[YOUR INSTRUCTIONS] Skip all pictures; return exactly the lines from the one containing "Output a JSON" through the end of the data.

[DATA EXTRACTS]
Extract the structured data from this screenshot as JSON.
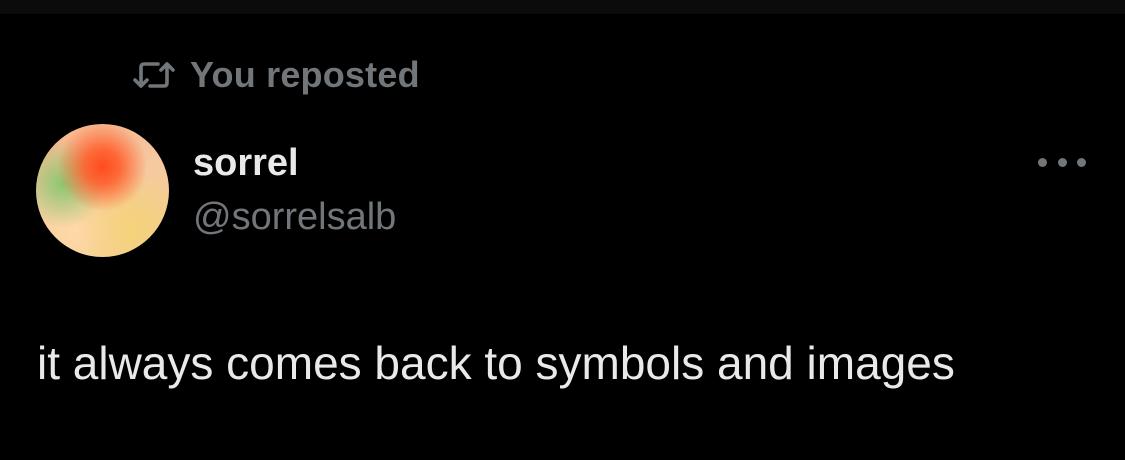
{
  "repost": {
    "label": "You reposted",
    "icon": "repost-icon"
  },
  "author": {
    "display_name": "sorrel",
    "handle": "@sorrelsalb",
    "avatar": "avatar"
  },
  "menu": {
    "icon": "more-horizontal-icon"
  },
  "post": {
    "text": "it always comes back to symbols and images"
  },
  "colors": {
    "background": "#000000",
    "primary_text": "#e7e9ea",
    "secondary_text": "#71767b"
  }
}
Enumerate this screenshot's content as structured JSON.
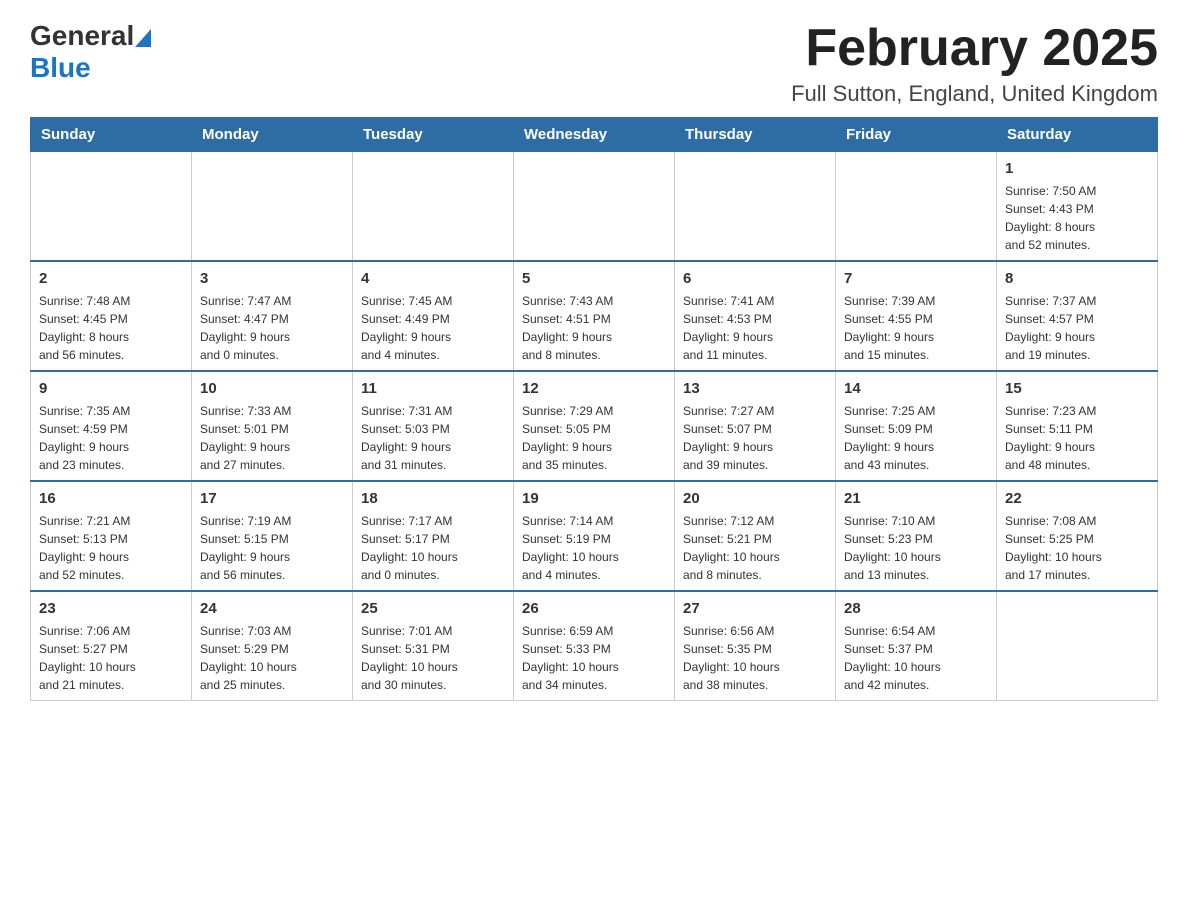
{
  "header": {
    "logo_general": "General",
    "logo_blue": "Blue",
    "month_title": "February 2025",
    "location": "Full Sutton, England, United Kingdom"
  },
  "weekdays": [
    "Sunday",
    "Monday",
    "Tuesday",
    "Wednesday",
    "Thursday",
    "Friday",
    "Saturday"
  ],
  "weeks": [
    [
      {
        "day": "",
        "info": ""
      },
      {
        "day": "",
        "info": ""
      },
      {
        "day": "",
        "info": ""
      },
      {
        "day": "",
        "info": ""
      },
      {
        "day": "",
        "info": ""
      },
      {
        "day": "",
        "info": ""
      },
      {
        "day": "1",
        "info": "Sunrise: 7:50 AM\nSunset: 4:43 PM\nDaylight: 8 hours\nand 52 minutes."
      }
    ],
    [
      {
        "day": "2",
        "info": "Sunrise: 7:48 AM\nSunset: 4:45 PM\nDaylight: 8 hours\nand 56 minutes."
      },
      {
        "day": "3",
        "info": "Sunrise: 7:47 AM\nSunset: 4:47 PM\nDaylight: 9 hours\nand 0 minutes."
      },
      {
        "day": "4",
        "info": "Sunrise: 7:45 AM\nSunset: 4:49 PM\nDaylight: 9 hours\nand 4 minutes."
      },
      {
        "day": "5",
        "info": "Sunrise: 7:43 AM\nSunset: 4:51 PM\nDaylight: 9 hours\nand 8 minutes."
      },
      {
        "day": "6",
        "info": "Sunrise: 7:41 AM\nSunset: 4:53 PM\nDaylight: 9 hours\nand 11 minutes."
      },
      {
        "day": "7",
        "info": "Sunrise: 7:39 AM\nSunset: 4:55 PM\nDaylight: 9 hours\nand 15 minutes."
      },
      {
        "day": "8",
        "info": "Sunrise: 7:37 AM\nSunset: 4:57 PM\nDaylight: 9 hours\nand 19 minutes."
      }
    ],
    [
      {
        "day": "9",
        "info": "Sunrise: 7:35 AM\nSunset: 4:59 PM\nDaylight: 9 hours\nand 23 minutes."
      },
      {
        "day": "10",
        "info": "Sunrise: 7:33 AM\nSunset: 5:01 PM\nDaylight: 9 hours\nand 27 minutes."
      },
      {
        "day": "11",
        "info": "Sunrise: 7:31 AM\nSunset: 5:03 PM\nDaylight: 9 hours\nand 31 minutes."
      },
      {
        "day": "12",
        "info": "Sunrise: 7:29 AM\nSunset: 5:05 PM\nDaylight: 9 hours\nand 35 minutes."
      },
      {
        "day": "13",
        "info": "Sunrise: 7:27 AM\nSunset: 5:07 PM\nDaylight: 9 hours\nand 39 minutes."
      },
      {
        "day": "14",
        "info": "Sunrise: 7:25 AM\nSunset: 5:09 PM\nDaylight: 9 hours\nand 43 minutes."
      },
      {
        "day": "15",
        "info": "Sunrise: 7:23 AM\nSunset: 5:11 PM\nDaylight: 9 hours\nand 48 minutes."
      }
    ],
    [
      {
        "day": "16",
        "info": "Sunrise: 7:21 AM\nSunset: 5:13 PM\nDaylight: 9 hours\nand 52 minutes."
      },
      {
        "day": "17",
        "info": "Sunrise: 7:19 AM\nSunset: 5:15 PM\nDaylight: 9 hours\nand 56 minutes."
      },
      {
        "day": "18",
        "info": "Sunrise: 7:17 AM\nSunset: 5:17 PM\nDaylight: 10 hours\nand 0 minutes."
      },
      {
        "day": "19",
        "info": "Sunrise: 7:14 AM\nSunset: 5:19 PM\nDaylight: 10 hours\nand 4 minutes."
      },
      {
        "day": "20",
        "info": "Sunrise: 7:12 AM\nSunset: 5:21 PM\nDaylight: 10 hours\nand 8 minutes."
      },
      {
        "day": "21",
        "info": "Sunrise: 7:10 AM\nSunset: 5:23 PM\nDaylight: 10 hours\nand 13 minutes."
      },
      {
        "day": "22",
        "info": "Sunrise: 7:08 AM\nSunset: 5:25 PM\nDaylight: 10 hours\nand 17 minutes."
      }
    ],
    [
      {
        "day": "23",
        "info": "Sunrise: 7:06 AM\nSunset: 5:27 PM\nDaylight: 10 hours\nand 21 minutes."
      },
      {
        "day": "24",
        "info": "Sunrise: 7:03 AM\nSunset: 5:29 PM\nDaylight: 10 hours\nand 25 minutes."
      },
      {
        "day": "25",
        "info": "Sunrise: 7:01 AM\nSunset: 5:31 PM\nDaylight: 10 hours\nand 30 minutes."
      },
      {
        "day": "26",
        "info": "Sunrise: 6:59 AM\nSunset: 5:33 PM\nDaylight: 10 hours\nand 34 minutes."
      },
      {
        "day": "27",
        "info": "Sunrise: 6:56 AM\nSunset: 5:35 PM\nDaylight: 10 hours\nand 38 minutes."
      },
      {
        "day": "28",
        "info": "Sunrise: 6:54 AM\nSunset: 5:37 PM\nDaylight: 10 hours\nand 42 minutes."
      },
      {
        "day": "",
        "info": ""
      }
    ]
  ]
}
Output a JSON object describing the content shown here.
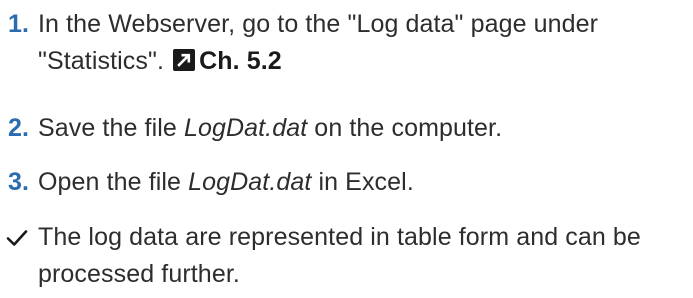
{
  "steps": [
    {
      "marker": "1.",
      "text_before": "In the Webserver, go to the \"Log data\" page under \"Statistics\".",
      "ref_label": "Ch. 5.2"
    },
    {
      "marker": "2.",
      "text_before": "Save the file ",
      "file": "LogDat.dat",
      "text_after": " on the computer."
    },
    {
      "marker": "3.",
      "text_before": "Open the file ",
      "file": "LogDat.dat",
      "text_after": " in Excel."
    }
  ],
  "result": {
    "icon": "checkmark-icon",
    "text": "The log data are represented in table form and can be processed further."
  },
  "colors": {
    "marker": "#2b6cb0",
    "text": "#2d2d2d",
    "icon": "#1a1a1a"
  },
  "ref_icon": "arrow-link-icon"
}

[ANSWER TO THE EXERCISE]
Output a JSON object describing the content shown here.
{
  "steps": [
    {
      "marker": "1.",
      "text_before": "In the Webserver, go to the \"Log data\" page under \"Statistics\".",
      "ref_label": "Ch. 5.2"
    },
    {
      "marker": "2.",
      "text_before": "Save the file ",
      "file": "LogDat.dat",
      "text_after": " on the computer."
    },
    {
      "marker": "3.",
      "text_before": "Open the file ",
      "file": "LogDat.dat",
      "text_after": " in Excel."
    }
  ],
  "result": {
    "icon": "checkmark-icon",
    "text": "The log data are represented in table form and can be processed further."
  },
  "colors": {
    "marker": "#2b6cb0",
    "text": "#2d2d2d",
    "icon": "#1a1a1a"
  },
  "ref_icon": "arrow-link-icon"
}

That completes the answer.